◆ **Directions for this task**
Pull every line holding the word "README" from the data below and copy it.

◆ **Excerpts from an interface dataset**
################
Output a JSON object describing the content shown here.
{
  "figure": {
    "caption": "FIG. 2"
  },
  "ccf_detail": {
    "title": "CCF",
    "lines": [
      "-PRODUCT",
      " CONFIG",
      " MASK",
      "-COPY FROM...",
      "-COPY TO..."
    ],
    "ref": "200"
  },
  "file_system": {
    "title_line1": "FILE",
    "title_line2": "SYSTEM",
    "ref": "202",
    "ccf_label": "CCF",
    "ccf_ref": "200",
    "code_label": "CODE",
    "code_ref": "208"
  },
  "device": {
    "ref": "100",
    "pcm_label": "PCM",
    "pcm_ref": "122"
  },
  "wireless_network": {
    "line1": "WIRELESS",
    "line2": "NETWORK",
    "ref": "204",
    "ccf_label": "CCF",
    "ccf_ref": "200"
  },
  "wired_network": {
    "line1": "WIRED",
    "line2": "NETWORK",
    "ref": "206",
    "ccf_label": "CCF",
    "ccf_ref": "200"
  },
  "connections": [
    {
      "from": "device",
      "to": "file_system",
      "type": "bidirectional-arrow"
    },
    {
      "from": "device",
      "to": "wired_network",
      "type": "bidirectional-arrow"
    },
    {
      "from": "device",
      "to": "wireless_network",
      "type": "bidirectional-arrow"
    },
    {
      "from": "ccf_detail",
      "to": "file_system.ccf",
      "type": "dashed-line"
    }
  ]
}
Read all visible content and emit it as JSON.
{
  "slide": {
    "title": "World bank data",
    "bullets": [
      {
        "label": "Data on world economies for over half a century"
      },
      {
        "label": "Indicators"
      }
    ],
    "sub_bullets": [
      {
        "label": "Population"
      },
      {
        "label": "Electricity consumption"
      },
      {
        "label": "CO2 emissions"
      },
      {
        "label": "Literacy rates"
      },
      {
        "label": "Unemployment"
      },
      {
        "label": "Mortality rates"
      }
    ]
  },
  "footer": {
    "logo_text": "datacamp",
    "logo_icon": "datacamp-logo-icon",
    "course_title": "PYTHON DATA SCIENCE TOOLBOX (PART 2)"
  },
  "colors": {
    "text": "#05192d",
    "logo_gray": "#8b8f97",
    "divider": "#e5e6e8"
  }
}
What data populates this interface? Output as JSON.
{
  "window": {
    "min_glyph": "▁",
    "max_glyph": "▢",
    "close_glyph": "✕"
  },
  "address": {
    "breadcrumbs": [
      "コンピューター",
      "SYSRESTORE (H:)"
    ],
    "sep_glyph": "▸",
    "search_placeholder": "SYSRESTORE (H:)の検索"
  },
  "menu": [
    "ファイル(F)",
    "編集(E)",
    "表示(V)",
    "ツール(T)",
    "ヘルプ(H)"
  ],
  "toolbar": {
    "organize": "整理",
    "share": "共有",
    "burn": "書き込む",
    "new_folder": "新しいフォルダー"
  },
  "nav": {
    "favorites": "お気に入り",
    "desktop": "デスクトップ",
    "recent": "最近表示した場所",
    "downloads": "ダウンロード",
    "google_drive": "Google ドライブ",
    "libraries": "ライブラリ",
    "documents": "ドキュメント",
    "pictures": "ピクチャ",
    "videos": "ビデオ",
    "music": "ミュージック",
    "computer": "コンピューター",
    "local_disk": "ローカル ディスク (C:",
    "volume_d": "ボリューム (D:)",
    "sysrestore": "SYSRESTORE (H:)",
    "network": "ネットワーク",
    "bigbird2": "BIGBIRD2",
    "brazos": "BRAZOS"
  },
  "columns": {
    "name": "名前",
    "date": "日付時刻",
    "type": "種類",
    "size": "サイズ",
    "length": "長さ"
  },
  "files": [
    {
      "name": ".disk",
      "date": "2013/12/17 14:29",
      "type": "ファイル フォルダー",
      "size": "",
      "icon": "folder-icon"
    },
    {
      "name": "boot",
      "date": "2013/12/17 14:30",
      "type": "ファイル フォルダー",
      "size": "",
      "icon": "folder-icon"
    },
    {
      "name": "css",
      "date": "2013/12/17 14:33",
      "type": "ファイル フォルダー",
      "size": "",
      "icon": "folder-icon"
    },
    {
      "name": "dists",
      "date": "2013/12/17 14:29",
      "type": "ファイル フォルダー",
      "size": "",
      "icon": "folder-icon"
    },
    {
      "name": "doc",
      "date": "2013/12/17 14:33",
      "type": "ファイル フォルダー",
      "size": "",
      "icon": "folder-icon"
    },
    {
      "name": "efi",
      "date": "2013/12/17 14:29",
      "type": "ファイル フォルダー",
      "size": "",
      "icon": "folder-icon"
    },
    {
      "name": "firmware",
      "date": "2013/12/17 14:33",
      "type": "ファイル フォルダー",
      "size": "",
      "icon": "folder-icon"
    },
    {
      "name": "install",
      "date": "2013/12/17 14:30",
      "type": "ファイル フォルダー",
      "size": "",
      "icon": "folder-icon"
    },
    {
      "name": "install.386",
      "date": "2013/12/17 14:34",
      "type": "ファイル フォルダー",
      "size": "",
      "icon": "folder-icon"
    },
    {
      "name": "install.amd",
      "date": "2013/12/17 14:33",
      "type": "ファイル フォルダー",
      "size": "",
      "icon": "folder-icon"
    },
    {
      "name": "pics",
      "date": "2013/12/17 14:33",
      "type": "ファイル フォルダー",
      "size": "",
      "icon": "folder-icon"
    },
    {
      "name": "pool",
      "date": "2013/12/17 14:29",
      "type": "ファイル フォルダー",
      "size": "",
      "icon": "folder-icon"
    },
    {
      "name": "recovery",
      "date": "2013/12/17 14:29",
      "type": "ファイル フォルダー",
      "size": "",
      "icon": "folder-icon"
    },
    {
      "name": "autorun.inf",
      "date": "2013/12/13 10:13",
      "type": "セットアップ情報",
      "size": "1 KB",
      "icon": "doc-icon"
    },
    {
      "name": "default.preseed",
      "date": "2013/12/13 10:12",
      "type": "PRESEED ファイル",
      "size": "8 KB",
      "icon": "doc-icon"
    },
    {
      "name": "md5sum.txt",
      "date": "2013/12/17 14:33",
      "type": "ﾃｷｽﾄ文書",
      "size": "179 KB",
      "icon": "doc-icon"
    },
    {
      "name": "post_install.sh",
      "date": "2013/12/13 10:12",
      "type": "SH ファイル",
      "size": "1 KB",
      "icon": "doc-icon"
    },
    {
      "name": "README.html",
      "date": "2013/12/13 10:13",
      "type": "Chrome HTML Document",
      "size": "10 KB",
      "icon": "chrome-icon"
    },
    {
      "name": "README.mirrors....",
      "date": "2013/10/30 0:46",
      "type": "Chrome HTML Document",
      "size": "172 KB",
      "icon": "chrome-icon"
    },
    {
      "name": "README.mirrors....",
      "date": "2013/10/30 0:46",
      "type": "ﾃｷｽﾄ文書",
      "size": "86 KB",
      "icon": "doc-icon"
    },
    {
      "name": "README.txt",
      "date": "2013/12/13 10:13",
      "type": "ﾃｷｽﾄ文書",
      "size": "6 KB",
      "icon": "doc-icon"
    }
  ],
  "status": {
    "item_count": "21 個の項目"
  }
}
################
◆ **Task output**
      "name": "README.html",
      "name": "README.mirrors....",
      "name": "README.mirrors....",
      "name": "README.txt",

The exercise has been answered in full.